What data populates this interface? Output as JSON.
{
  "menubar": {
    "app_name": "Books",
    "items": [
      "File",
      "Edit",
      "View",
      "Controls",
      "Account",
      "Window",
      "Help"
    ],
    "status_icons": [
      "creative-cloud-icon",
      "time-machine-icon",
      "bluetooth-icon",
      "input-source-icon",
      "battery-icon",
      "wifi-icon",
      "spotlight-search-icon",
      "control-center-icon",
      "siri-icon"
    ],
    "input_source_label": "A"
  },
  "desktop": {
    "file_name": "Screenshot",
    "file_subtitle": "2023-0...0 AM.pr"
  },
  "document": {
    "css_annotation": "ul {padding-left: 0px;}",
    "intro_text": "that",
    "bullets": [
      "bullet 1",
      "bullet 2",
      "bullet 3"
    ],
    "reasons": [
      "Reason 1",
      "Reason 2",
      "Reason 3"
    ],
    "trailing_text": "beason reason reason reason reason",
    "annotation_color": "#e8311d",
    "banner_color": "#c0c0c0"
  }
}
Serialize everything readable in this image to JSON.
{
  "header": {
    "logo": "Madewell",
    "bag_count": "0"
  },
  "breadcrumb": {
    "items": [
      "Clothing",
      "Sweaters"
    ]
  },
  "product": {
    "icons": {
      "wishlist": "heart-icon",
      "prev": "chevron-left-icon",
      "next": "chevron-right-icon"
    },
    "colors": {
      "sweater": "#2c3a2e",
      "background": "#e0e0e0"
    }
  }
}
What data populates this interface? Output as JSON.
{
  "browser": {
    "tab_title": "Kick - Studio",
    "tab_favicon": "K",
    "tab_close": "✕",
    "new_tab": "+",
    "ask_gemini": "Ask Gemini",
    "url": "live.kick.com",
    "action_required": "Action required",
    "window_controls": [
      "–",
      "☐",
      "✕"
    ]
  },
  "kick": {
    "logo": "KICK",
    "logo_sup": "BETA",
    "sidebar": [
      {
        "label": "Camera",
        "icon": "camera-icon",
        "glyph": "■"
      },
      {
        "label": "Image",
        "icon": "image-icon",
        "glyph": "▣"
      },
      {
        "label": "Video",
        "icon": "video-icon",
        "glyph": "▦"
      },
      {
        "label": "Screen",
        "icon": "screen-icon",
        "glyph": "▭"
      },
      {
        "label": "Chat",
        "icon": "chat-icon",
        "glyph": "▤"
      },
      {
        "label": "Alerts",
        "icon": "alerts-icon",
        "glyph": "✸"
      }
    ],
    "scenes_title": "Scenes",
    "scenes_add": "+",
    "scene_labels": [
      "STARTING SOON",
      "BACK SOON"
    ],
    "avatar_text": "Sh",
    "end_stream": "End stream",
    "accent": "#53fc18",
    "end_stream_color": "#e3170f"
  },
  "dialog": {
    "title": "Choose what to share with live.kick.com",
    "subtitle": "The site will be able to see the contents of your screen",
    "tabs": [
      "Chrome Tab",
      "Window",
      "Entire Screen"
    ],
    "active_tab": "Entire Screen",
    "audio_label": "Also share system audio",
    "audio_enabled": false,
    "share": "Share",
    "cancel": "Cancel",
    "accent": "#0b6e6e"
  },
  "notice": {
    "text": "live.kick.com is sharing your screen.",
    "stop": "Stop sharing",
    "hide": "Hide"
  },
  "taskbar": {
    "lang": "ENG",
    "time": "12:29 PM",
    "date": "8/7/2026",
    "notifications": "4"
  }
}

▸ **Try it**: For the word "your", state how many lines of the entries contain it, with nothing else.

▸ **The completed task**: 2